Kurdish principalities existed right into the 19th century, when then from the centralizing drives of both the Ottomans and the Qajars of Iran led to their gradual absorption entirely into those kingdoms. Wikipedia has a good image of important Kurdish principalities in the early 1800s, their twilight years before their collapse.
As an aside, I would like to mention that I will avoid use of Wikipedia from here on forward. Wikipedia is a good starting point for information, but its open editing is a double-edged sword, especially when it comes to nationalist contests and mythology formation. Kurdish-related articles are in a poor state due to successive feuds between Kurdish nationalists against those of Turkish and Assyrian background in particular, who choose to highlight the ‘barbarity’ of Kurds, all the while losing much discussion on where

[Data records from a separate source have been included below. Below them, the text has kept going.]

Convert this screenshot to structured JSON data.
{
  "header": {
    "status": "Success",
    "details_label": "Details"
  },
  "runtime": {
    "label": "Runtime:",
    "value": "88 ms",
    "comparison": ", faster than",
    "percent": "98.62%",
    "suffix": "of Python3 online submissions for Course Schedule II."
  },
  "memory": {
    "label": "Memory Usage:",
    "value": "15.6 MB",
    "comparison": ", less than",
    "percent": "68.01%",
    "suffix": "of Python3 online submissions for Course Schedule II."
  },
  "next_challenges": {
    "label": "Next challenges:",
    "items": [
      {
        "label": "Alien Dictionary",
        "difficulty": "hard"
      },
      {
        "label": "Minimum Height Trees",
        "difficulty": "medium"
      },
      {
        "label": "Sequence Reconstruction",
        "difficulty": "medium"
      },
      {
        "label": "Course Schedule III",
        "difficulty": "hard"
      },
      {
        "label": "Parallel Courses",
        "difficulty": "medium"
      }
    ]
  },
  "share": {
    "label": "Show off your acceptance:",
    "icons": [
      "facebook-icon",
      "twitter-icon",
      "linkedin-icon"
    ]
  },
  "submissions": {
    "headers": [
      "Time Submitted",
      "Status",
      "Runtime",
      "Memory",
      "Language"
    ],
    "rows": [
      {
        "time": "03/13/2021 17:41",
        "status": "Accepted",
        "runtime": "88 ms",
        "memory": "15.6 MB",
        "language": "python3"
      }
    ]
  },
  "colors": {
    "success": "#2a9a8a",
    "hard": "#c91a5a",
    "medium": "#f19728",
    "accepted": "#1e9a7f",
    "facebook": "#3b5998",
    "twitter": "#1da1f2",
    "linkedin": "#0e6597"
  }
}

Their location on the frontiers of the Ottoman and Iranian Empires allowed for their initial benefits in autonomy from authority in the capital, which the rulers consented to since they saw Kurds as useful buffer zones from their rivals elsewhere. Centralization was undertaken once these empires began to go through (or went through) periods of decline as Europe industrialized and eclipsed these states in power, moving them to try and centralize and modernize their realms, which resulted in the eventual collapse of these principalities. Some principalities resisted these drives, notably the Badir Khans of Bohtan (Bokhti in the above map) and Mir Muhammad (Mir Kore/ Pasha Kore, “Blind King”) of Soran, and later ‘reactions’ from figures like Sheikh Ubeydullah in Hakkari.
I will try to discuss some of the more important figures in these areas in detail later. Sources on these principalities are scarce in English, though McDowall’s “A Modern History of the Kurds” and the essays in “A People with out a Country: The Kurds and Kurdistan” help to provide an accessible history to English speakers, or at least their twilight years in the 1800s.